Metropolitan Museum of Art Bulletin   |   Fall 2009
I am especially enamored of a series of paintings Mantegna painted entitled, The Triumphs of Caesar. They were acquired from the Gonzaga by Charles I of England and now reside at Hampton Court. Like the others of the series, this painting measures approximately 9x9 feet.

No sooner had I digested the bulletin on Mantegna than Yvonne sent another Metropolitan Bulletin, this one on Pompeii.

The Metropolitan Museum of Art has done a wonderful favor to lovers of Antiquity by taking Pompeian frescoes that have been scattered to museums all over the world and reuniting them in virtual rooms.

Metropolitan Museum of Art Bulletin   |   Spring 2010

Those rooms still sing out in rich and amazingly vibrant color. I look at rooms like this and find it funny that despite all our technology and sophistication, so many of us timidly cling to white and beige walls. I say, don't be afraid to experiment with color — after all ... it's only paint!!

Then I had an epiphany! As I studied all those great Pompeian frescoes, I recognized that so many of them were divided by columns into panels. And I realized that if I divided my dining room into panels in the same manner, no matter how much time I spent on the mural —or how many breaks I took from it — the mural would look finished at every stage! In my mind, I was halfway finished before I had begun!

So Pompeii it would be!

Now before we get started, I want to share some great rooms with you in the next posting, rooms that have inspired me. Some are Pompeian, some have descended from Pompeian style, and some are more generically Neoclassic.

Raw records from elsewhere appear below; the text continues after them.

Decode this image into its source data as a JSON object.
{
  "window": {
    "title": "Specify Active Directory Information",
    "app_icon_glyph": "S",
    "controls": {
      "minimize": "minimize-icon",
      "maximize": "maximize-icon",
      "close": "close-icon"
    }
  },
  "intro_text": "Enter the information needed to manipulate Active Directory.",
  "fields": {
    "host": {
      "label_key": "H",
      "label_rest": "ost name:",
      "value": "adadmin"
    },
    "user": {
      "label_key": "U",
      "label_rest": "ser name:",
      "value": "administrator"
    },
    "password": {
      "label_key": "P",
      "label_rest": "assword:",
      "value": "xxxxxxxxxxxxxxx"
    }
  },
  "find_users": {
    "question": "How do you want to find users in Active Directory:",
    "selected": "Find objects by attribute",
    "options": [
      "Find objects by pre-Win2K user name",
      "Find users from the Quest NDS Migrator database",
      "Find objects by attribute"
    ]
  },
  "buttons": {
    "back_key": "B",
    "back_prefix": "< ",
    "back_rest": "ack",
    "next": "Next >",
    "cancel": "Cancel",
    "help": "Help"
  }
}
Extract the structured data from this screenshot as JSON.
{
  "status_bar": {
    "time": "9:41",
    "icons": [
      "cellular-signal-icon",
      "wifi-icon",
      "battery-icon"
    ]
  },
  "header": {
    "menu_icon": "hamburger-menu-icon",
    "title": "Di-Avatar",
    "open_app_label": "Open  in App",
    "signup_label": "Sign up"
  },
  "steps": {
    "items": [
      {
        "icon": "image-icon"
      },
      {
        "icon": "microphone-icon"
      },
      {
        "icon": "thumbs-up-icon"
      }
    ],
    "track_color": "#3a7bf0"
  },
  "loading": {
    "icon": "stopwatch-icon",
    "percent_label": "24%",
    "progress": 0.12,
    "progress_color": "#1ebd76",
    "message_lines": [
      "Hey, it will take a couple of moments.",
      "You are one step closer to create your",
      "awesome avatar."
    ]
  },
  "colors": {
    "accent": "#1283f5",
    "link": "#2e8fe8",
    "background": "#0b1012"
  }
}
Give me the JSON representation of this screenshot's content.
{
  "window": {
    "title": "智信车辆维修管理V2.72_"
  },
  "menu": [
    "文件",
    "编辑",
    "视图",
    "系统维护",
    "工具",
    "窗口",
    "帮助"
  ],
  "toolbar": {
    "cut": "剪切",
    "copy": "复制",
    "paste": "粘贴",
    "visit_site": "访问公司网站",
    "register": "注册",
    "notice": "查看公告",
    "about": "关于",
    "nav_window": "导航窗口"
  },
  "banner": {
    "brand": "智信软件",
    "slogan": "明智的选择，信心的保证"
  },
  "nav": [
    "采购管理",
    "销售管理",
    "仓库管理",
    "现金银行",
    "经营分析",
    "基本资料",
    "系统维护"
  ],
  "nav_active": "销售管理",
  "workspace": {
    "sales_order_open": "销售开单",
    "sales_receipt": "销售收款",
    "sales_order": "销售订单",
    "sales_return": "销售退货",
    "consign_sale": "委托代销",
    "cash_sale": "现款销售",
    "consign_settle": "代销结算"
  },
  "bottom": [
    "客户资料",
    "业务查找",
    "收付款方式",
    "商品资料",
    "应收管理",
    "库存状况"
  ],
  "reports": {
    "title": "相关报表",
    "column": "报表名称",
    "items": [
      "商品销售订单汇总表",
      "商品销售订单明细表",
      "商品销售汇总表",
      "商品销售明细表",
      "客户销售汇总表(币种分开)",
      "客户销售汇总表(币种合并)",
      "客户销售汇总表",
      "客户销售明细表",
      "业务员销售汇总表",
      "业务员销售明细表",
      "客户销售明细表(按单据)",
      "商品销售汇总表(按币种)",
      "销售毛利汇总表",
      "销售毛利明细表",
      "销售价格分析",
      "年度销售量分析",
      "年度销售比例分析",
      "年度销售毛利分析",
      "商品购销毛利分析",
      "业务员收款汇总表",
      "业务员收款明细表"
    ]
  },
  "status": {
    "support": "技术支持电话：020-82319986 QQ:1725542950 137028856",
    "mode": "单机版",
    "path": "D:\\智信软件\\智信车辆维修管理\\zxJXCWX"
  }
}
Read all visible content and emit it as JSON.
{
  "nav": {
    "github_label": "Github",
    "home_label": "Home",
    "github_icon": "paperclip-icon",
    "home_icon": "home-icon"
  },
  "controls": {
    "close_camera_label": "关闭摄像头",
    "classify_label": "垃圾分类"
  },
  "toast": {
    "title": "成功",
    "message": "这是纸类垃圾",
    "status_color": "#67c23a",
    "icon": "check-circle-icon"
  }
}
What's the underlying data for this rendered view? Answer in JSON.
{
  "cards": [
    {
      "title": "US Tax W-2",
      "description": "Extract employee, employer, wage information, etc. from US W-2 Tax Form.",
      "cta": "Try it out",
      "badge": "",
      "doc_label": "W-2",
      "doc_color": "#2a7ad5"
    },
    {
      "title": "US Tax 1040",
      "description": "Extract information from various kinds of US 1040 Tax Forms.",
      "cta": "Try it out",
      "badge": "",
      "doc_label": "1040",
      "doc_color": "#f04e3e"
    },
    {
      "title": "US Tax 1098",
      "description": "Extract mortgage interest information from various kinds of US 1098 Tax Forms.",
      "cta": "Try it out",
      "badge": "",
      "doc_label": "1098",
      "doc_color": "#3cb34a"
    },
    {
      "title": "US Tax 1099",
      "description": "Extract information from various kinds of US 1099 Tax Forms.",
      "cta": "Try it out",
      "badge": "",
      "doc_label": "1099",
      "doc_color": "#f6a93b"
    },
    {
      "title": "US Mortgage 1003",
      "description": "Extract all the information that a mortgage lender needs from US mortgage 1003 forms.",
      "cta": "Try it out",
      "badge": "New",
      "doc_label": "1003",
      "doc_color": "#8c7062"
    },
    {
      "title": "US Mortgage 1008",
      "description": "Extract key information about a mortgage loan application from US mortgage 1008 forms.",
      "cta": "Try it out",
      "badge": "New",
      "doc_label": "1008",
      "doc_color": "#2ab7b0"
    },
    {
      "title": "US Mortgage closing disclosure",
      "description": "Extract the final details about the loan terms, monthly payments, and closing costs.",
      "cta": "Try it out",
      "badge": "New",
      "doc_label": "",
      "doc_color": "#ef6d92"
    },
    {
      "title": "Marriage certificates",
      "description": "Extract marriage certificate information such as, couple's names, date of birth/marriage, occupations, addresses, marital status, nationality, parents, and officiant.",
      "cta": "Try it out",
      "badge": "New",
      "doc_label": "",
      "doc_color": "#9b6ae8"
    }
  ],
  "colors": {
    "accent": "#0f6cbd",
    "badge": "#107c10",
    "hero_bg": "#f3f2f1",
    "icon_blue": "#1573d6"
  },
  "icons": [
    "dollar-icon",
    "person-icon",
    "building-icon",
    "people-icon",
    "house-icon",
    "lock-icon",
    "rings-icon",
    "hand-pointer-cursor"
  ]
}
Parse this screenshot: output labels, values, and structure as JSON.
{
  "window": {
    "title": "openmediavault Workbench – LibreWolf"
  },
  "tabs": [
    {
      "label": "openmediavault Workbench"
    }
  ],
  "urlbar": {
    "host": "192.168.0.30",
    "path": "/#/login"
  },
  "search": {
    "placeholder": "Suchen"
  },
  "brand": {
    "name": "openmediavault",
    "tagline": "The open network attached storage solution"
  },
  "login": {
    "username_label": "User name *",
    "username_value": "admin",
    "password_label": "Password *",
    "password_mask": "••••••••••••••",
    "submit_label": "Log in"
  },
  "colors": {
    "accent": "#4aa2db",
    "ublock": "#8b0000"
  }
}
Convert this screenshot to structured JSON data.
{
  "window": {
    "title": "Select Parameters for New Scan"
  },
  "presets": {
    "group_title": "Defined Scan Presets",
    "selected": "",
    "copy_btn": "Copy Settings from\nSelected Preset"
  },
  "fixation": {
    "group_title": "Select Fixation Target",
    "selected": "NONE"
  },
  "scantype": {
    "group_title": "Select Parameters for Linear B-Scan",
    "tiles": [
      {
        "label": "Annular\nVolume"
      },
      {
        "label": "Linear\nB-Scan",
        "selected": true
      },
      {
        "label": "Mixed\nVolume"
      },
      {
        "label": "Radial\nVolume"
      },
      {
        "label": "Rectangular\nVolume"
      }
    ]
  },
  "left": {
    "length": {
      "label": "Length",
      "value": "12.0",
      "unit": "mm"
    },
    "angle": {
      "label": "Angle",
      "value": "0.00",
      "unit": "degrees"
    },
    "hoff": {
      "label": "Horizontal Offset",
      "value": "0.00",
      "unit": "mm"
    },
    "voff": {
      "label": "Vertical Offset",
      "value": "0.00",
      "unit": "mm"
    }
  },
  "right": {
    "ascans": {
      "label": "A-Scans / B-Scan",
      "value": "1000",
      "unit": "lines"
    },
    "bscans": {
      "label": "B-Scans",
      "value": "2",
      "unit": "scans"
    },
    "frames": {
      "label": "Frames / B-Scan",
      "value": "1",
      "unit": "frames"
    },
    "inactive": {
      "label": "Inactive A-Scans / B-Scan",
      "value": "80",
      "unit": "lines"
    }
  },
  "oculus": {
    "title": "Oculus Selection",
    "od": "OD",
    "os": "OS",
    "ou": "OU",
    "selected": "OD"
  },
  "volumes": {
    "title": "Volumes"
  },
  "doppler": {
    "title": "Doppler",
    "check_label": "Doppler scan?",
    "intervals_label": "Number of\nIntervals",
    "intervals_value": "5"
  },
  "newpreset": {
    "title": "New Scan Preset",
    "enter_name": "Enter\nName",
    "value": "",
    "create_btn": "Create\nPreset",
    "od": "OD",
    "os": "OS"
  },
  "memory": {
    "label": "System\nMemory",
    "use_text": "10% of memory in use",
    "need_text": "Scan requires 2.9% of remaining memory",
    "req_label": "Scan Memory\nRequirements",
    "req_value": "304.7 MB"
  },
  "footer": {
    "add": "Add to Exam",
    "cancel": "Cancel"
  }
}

When you see them, you'll have a hint of what I had in mind.